===== EXTRACTED ENTRIES
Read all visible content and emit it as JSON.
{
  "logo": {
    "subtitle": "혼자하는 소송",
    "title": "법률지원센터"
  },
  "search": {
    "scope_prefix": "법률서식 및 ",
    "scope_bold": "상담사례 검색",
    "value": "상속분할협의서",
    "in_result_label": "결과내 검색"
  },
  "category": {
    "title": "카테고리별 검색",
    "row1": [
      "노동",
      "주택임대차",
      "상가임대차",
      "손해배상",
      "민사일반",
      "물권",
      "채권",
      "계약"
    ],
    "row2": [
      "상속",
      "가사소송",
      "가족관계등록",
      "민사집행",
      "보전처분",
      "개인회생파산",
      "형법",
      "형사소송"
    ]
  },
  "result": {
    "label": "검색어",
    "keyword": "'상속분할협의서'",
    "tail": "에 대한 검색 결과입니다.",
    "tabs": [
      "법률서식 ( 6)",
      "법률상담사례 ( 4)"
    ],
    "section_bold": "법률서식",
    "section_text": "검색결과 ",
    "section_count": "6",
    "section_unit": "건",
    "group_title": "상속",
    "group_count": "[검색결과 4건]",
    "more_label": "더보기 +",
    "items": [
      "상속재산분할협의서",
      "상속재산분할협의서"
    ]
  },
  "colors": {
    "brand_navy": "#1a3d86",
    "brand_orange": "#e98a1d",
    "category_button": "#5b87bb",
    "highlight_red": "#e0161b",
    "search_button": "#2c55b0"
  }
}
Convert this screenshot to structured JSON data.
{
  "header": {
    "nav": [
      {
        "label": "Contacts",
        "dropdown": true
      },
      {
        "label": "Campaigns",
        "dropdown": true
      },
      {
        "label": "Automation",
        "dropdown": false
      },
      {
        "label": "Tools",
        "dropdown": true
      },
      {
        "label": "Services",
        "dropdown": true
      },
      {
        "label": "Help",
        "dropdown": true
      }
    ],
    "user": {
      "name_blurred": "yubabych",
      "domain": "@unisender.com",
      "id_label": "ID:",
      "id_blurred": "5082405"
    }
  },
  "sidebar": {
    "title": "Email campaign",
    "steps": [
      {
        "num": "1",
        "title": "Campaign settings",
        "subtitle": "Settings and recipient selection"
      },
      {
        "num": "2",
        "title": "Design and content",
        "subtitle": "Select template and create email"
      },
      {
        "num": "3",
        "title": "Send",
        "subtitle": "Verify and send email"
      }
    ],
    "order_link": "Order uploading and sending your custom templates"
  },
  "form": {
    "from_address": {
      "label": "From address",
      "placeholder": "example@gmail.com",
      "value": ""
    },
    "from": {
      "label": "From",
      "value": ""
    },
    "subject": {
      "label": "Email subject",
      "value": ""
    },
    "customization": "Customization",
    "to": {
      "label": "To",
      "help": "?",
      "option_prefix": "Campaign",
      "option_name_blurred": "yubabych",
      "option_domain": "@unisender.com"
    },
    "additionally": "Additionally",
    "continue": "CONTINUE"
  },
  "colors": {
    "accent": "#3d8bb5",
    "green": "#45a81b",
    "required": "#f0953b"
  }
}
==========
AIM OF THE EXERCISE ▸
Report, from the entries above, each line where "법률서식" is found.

OUTPUT OF THE EXERCISE ▸
    "scope_prefix": "법률서식 및 ",
      "법률서식 ( 6)",
    "section_bold": "법률서식",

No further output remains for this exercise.